Iceland was in the throes of a financial collapse that began in 2008, one that makes America’s troubles look like a bad night at a poker table. In 2009, a man named Jon Gnarr, a man who had made his living for the previous 20 years as a comedian and punk musician, decided it would be funny to run for mayor of Reykjavík, the nation’s capital. Heading into Election Day, pollsters gave him a very real chance of winning. “Gnarr” is the story of how exactly this happened.
Directed by Gaukur Úlfarsson, the film follows Gnarr from pretty much the very beginning of his campaign, one that was launched entirely as a goof. Yes, like any decent comedian, Gnarr was out to make a serious point about electoral politics, but he was by no means making a sincere effort to win.

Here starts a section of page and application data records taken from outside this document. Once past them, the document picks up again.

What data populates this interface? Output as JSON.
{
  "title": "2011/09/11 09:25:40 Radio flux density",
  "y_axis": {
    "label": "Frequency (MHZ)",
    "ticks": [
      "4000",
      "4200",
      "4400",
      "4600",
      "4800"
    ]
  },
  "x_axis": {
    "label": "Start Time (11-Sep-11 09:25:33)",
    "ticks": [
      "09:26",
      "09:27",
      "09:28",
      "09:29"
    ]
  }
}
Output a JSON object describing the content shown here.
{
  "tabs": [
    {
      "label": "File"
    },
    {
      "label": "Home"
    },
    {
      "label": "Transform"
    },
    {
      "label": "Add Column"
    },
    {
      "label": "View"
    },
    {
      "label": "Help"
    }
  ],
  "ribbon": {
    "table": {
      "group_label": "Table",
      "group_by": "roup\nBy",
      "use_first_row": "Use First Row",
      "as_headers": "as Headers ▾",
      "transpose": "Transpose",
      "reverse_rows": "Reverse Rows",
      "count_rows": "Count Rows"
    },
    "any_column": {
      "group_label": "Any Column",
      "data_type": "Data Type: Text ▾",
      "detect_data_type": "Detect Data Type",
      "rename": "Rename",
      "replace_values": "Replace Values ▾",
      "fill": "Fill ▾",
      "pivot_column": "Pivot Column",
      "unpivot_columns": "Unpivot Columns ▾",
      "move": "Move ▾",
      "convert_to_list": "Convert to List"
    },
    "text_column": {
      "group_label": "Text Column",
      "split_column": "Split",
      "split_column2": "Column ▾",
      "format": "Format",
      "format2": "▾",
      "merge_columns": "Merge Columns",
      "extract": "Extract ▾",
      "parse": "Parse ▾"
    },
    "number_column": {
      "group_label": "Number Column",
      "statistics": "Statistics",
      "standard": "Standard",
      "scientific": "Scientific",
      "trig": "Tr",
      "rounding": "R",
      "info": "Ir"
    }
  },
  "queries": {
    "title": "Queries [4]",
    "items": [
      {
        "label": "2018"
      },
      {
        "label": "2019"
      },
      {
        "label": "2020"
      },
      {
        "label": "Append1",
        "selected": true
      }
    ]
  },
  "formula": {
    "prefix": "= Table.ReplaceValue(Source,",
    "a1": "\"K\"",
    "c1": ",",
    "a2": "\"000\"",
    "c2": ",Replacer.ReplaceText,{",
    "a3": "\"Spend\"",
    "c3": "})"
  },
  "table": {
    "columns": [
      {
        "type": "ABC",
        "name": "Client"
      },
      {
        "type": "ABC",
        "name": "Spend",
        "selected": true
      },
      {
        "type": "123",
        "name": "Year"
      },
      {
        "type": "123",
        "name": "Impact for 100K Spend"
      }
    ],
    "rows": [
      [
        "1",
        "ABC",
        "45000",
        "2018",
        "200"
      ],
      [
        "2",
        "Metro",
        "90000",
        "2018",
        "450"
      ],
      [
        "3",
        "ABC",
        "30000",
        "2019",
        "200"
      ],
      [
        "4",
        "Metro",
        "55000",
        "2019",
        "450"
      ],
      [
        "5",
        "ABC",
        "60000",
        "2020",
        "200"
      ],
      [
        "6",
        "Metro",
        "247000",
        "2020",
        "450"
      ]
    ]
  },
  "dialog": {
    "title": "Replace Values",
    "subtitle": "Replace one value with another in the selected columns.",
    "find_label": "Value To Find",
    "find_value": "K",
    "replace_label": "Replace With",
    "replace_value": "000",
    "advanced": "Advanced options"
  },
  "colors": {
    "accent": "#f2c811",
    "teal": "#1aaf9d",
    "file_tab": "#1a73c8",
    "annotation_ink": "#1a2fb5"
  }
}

At one point, Gnarr explains that his time in a “psych ward” and his nearly passing the exam to get his maritime certificate are among his chief qualifications for public office. Later he makes clear his refusal to work closely with anyone who isn’t a fan of “The Wire,” which, come to think of it, isn’t a bad litmus test for civil service. And like any politician, he made promises impossible to keep, like a drug-free parliament by 2020.
Gnarr surrounds himself with fellow comedians and rockers, including one of Bjork’s former bandmates in the Sugarcubes, but one of the weaknesses of the film is that Úlfarsson fails to identify them. Between the constant swirl of people and the Icelandic tongue, it’s difficult to put names to faces and to understand who some of the players are.
But the most troubling aspect of the film is the closeness of Úlfarsson and Gnarr. Though they’d only met a year previous to the start of filming, they were colleagues and collaborators, and it’s pretty clear that they remain so on the making of this film. Documentarians rarely achieve true objectivity, but here there’s not a whiff of it.
Still, Gnarr did run for mayor, and he really did say all manner of things that in another country or time would’ve gotten him dismissed as a crack. It’s particularly fascinating watching the subtle shift in Gnarr—he starts out nakedly goofing the whole system, but as his campaign gains momentum, as he begins to realize he’s got real support, he begins to comport himself a bit more seriously. He doesn’t quite go straight, but you can see it slowly dawn on him that he’s got a real shot of winning this thing.
"Gnarr" is showing April 22, 24 & 25 at the Tribeca Film Festival